"Do I regret what we did that day? No, sir, I do not," Van Kirk said in 2010. "I have never apologised for what we did to Hiroshima and I never will. Our mission was to end the Second World War, simple as that." He believed the bombings were necessary because they eliminated the need for an Allied land invasion that could have cost more lives: "I honestly believe the use of the atomic bomb saved lives in the long run. There were a lot of lives saved. Most of the lives saved were Japanese".

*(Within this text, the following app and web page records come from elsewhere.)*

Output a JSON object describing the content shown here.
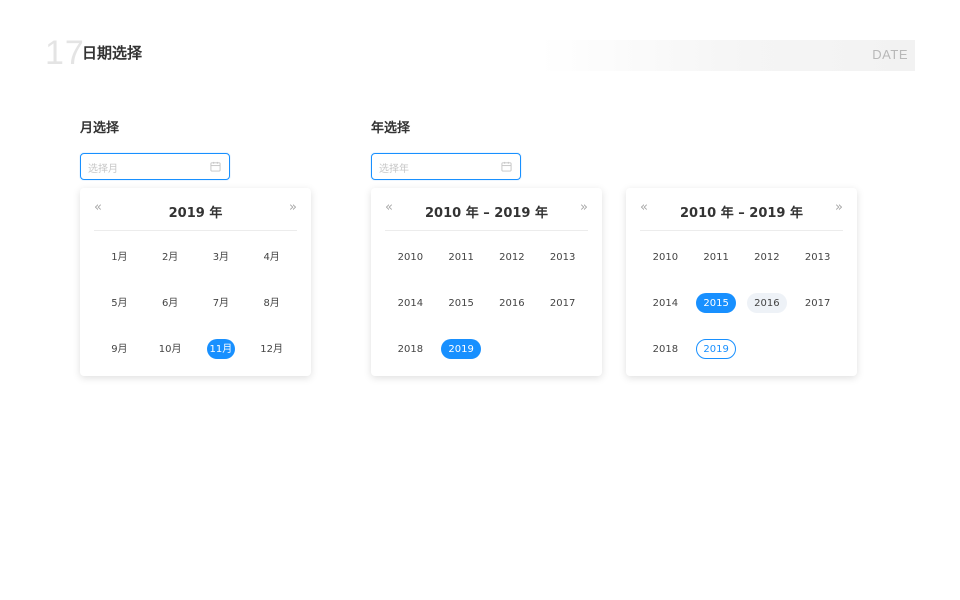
{
  "header": {
    "number": "17",
    "title": "日期选择",
    "tag": "DATE"
  },
  "month_section": {
    "label": "月选择",
    "input_placeholder": "选择月",
    "panel": {
      "title": "2019 年",
      "prev": "«",
      "next": "»",
      "months": [
        "1月",
        "2月",
        "3月",
        "4月",
        "5月",
        "6月",
        "7月",
        "8月",
        "9月",
        "10月",
        "11月",
        "12月"
      ],
      "selected": "11月"
    }
  },
  "year_section": {
    "label": "年选择",
    "input_placeholder": "选择年",
    "panel_a": {
      "title": "2010 年 – 2019 年",
      "prev": "«",
      "next": "»",
      "years": [
        "2010",
        "2011",
        "2012",
        "2013",
        "2014",
        "2015",
        "2016",
        "2017",
        "2018",
        "2019"
      ],
      "selected": "2019"
    },
    "panel_b": {
      "title": "2010 年 – 2019 年",
      "prev": "«",
      "next": "»",
      "years": [
        "2010",
        "2011",
        "2012",
        "2013",
        "2014",
        "2015",
        "2016",
        "2017",
        "2018",
        "2019"
      ],
      "selected": "2015",
      "hovered": "2016",
      "current": "2019"
    }
  },
  "colors": {
    "accent": "#1890ff",
    "hover_bg": "#eef2f7",
    "placeholder": "#c7c7c7"
  },
  "icons": {
    "input_suffix": "calendar-icon",
    "prev": "double-chevron-left-icon",
    "next": "double-chevron-right-icon"
  }
}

But his exploits also made him wary of war. "The whole World War II experience shows that wars don't settle anything," he said. "And atomic weapons don't settle anything. I personally think there shouldn't be any atomic bombs in the world – I'd like to see them all abolished. But if anyone has one, I want to have one more than my enemy."
Born in 1921, in Northumberland, Pennsylvania, Van Kirk was the son of a coalminer. He helped his father by rowing flats of coal up and down the Susquehanna River. "I had practically a Huckleberry Finn life type of thing," he recalled. "I might say I was a river rat."
VanKirk stayed on with the military for a year after the war ended then went to college, graduated in chemical engineering and signed on with DuPont, where he stayed until he retired in 1985. He later moved from California to the Atlanta area to be near his daughter.
Like many Second World War veterans, Van Kirk didn't talk much about his service until much later in his life, when he spoke to school groups, "I didn't even find out that he was on that mission until I was 10 years old and read some old news clippings in my grandmother's attic," his son Tom Van Kirk said. "I know he was recognised as a war hero, but we just knew him as a great father."
The "Enola Gay" was restored and is on display at the Smithsonian Institution's National Air and Space Museum in Chantilly, Virginia, near Washington Dulles International Airport Van Kirk's military career was chronicled in a 2012 book, My True Course, by Suzanne Dietz.
KATE BRUMBACK AND DAVID HENRY
Theodore VanKirk, air force navigator and chemical engineer: born Northumberland, Pennsylvania 27 February 1921; married (two daughters and two sons); died Stone Mountain, Georgia 28 July 2014.